A theater company earns its reputation on the basis of what happens on its stage, but what the actors do can’t be done without the behind-the-scenes people, from designers and fabricators to, yes, the people who work in the office, making schedules and raising money and paying bills and dealing with the public and doing all the things that must be done to keep a small business going. To do all of that, the people in the offices need computers.
Sometime during the night of Aug. 1 thieves broke into Profile’s offices in the Pearl District and, among other mischief, stole all of the company’s computers. (They used them to create dozens of fake employees and make fake “payroll” payments to themselves, but Profile’s bank reversed the losses and restored the money to Profile’s account.)
That still left the company with no computers.

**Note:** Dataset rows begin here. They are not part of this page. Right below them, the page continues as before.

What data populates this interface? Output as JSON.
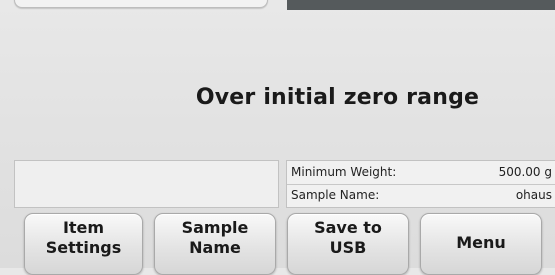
{
  "message": "Over initial zero range",
  "info": {
    "min_weight_label": "Minimum Weight:",
    "min_weight_value": "500.00 g",
    "sample_name_label": "Sample Name:",
    "sample_name_value": "ohaus"
  },
  "buttons": {
    "item_settings": "Item\nSettings",
    "sample_name": "Sample\nName",
    "save_usb": "Save to\nUSB",
    "menu": "Menu"
  }
}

Profile needed to buy a half-dozen of them, and quickly, to get its season rolling. Mission accomplished, the theater company announced on Saturday: “Thanks to nearly 100 individuals who made a contribution and special emergency funding from CareOregon and the James F. and Marion L. Miller Foundation, we have reached our goal and computers have been purchased!”
Curtains up. First show in the new season is Kristoffer Diaz’s pro wrestling comedy The Elaborate Entrance of Chad Deity, which is set to open Oct. 4.
The days dwindle down for Eugene Biennial
The clock is ticking on the 2022 Eugene Biennial, which opened Aug. 3 at Eugene’s Karin Clarke Gallery and closes on Sunday, Sept. 10. Thirty-three artists were chosen for the fourth and latest edition of the biennial, which Clarke established in 2016. As Randi Bjornstad reports in Eugene Scene, the biennial was born after the longtime annual Eugene Mayor’s Art Show ended with the shutdown of the nonprofit Jacobs Gallery in the city-owned Hult Center for the Performing Arts.
Jurors for the biennial were artist Tallmadge Doyle, collector David Hilton, and gallerist/artist Clarke. They selected 39 works out of 650 submissions from Eugene and environs out to the Oregon coast, from Lane, Linn, Lincoln, Benton, Douglas, and Coos counties. Seeing artworks in person, of course, is always best, and you have the rest of the week to catch the biennial. If you can’t make it, you can view all 39 artworks online.
Next up at the gallery, running Sept. 14-Oct. 22, is The Edge of the Ocean, with works by Craig Spilman and the late Oregon artists Mark Clarke and Nelson Sandgren.